Nothing churns a social media whirlpool like accusations of rampant political correctness and misguided views on the First Amendment’s free speech protections. This past week, we got a couple more cases for those files.
Pitcher-turned-baseball analyst Curt Schilling earned his termination from ESPN on Wednesday by sharing an anti-transgender message on Facebook; the New York Daily News reported that Schilling also commented: “A man is a man no matter what they call themselves. I don’t care what they are, who they sleep with, men’s room was designated for the penis, women’s not so much. Now you need laws telling us differently? Pathetic.”
Schilling was referencing North Carolina’s new law that sets out mandates on which public restrooms transgender people can use. Later, in a Twitter exchange with L.A. Dodgers pitcher Brandon McCarthy, Schilling referred to transgender people as “perverts” and “scum.” According to the Daily News report, McCarthy responded: “Curt we’re talking about human beings with emotions and a desire to be accepted in normal society. Lumping them in w/ molesters and abusers is offensive to not only them but to a reasonable argument.”
Schilling is certainly entitled to his opinion, and it is one shared by many people. ESPN also is within bounds to sever ties with him over his speech because the First Amendment protects citizens from the government taking action against them over what they say; employers have the right to protect their image and profitability.

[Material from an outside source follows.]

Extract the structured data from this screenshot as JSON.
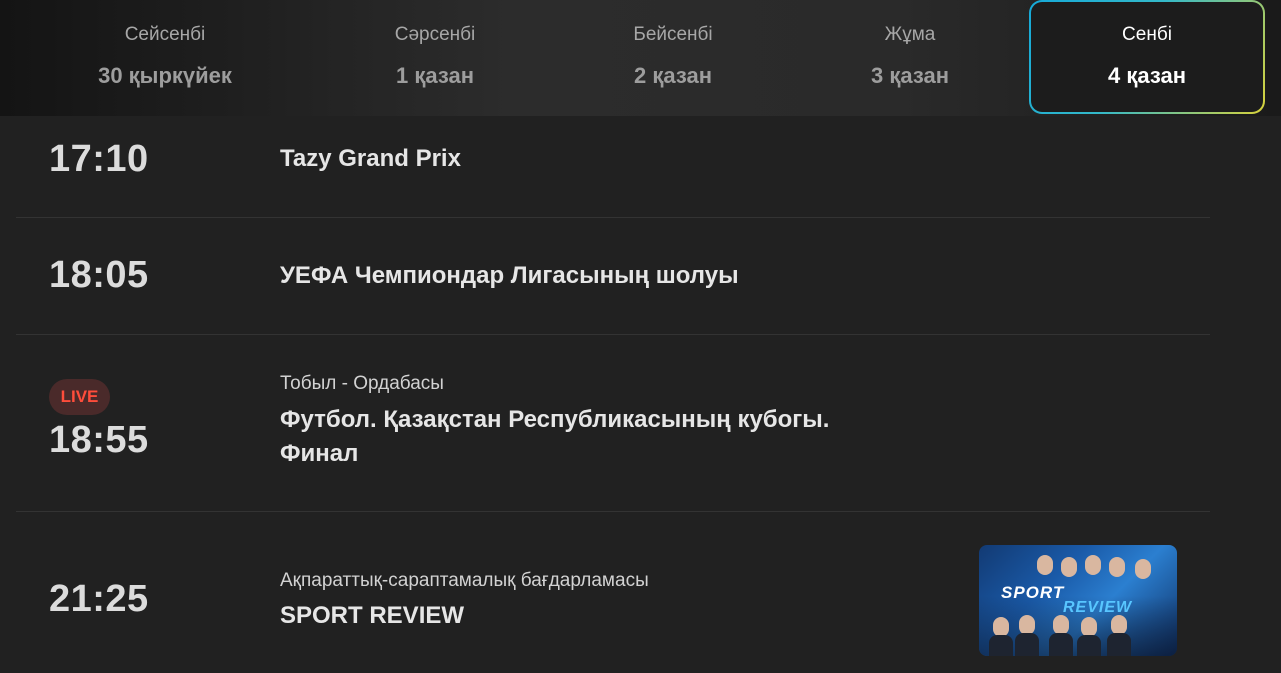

If this case sounds familiar, it is much like what happened when “Duck Dynasty” patriarch Phil Robertson’s comments about homosexuals brought a brief suspension from A&E, the network that carries the show. The difference: A&E kept Robertson on the payroll because he brings in more dollars than A&E pays out to him, while Schilling can be replaced with just about any former baseball player and no one will know the difference.
Also last week, Chicago Blackhawks player Andrew Shaw received a one-game suspension and a $5,000 fine for using a gay slur in berating a game official. The term is one used all too frequently as a way to label someone as inferior or weak. It’s just plain hateful.
Chris Hine, who covers the Blackhawks for the Chicago Tribune, recently came out as gay in a column about improper questions posed to a player by an NFL coach. Hine met with Shaw after the incident and came away believing Shaw is not a homophobe but rather a product of the locker room environment. He wrote that the slur Shaw used “is the word gay men fear and despise the most.”
“When you’re closeted and thinking about coming out, you have nightmares about friends or family members using that word and making you feel like an outcast. … Now put yourself in the shoes of a closeted gay athlete,” Hine wrote. “That word is why gay athletes everywhere hide their sexual identity and often live lives of torment. It’s why some contemplate suicide and develop emotional and psychological issues they might never rectify.”
The concept of political correctness has become a piñata that too many people are lining up, stick in hand, to whack. Efforts to tone down rhetoric or cease the use of slurs or unfounded stereotypes often are met with complaints that as a nation, we are somehow diminished by not using loaded language. To be certain, there are some people who are way too easily offended and put too much effort into their personal victimhood. But overall, people just want to be treated with dignity.
If that sounds familiar, it’s what the Golden Rule is all about.
Bob Satnan is the communications director for Sedalia School District 200.